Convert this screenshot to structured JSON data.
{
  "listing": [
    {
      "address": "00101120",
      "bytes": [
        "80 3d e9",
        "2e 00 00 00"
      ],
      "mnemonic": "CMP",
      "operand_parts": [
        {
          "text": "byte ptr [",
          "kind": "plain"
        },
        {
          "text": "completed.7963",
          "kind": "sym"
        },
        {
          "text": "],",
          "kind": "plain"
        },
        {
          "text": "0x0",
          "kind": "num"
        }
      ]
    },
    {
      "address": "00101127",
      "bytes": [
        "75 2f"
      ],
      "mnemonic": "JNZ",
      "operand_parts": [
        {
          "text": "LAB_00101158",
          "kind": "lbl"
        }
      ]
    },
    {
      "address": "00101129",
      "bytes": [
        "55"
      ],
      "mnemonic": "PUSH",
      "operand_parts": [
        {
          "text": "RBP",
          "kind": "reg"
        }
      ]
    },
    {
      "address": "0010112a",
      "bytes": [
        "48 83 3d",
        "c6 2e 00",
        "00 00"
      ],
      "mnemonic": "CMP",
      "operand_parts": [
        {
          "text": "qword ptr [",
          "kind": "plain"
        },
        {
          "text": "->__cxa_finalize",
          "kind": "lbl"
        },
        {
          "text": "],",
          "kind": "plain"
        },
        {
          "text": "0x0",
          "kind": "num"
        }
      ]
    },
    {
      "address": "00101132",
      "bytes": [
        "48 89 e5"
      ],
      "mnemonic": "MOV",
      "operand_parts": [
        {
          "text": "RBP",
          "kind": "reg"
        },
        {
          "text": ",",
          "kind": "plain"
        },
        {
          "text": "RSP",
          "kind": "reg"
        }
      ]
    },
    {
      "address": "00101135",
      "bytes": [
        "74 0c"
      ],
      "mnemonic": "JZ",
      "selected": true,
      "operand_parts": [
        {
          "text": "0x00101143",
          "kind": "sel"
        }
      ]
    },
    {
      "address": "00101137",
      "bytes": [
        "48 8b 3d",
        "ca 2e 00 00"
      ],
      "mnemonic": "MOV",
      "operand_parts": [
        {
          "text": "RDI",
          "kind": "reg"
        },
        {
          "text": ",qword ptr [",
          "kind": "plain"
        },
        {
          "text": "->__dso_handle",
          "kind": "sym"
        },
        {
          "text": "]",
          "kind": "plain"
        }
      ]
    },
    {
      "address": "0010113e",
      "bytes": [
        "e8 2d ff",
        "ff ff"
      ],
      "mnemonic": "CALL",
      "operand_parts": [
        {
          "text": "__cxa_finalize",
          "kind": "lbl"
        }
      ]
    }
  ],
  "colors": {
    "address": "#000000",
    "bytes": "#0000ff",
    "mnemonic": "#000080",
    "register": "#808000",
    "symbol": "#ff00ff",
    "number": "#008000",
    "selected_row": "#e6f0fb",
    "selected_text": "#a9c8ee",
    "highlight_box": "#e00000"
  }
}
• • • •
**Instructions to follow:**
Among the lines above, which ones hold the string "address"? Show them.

**Worked solution:**
      "address": "00101120",
      "address": "00101127",
      "address": "00101129",
      "address": "0010112a",
      "address": "00101132",
      "address": "00101135",
      "address": "00101137",
      "address": "0010113e",
    "address": "#000000",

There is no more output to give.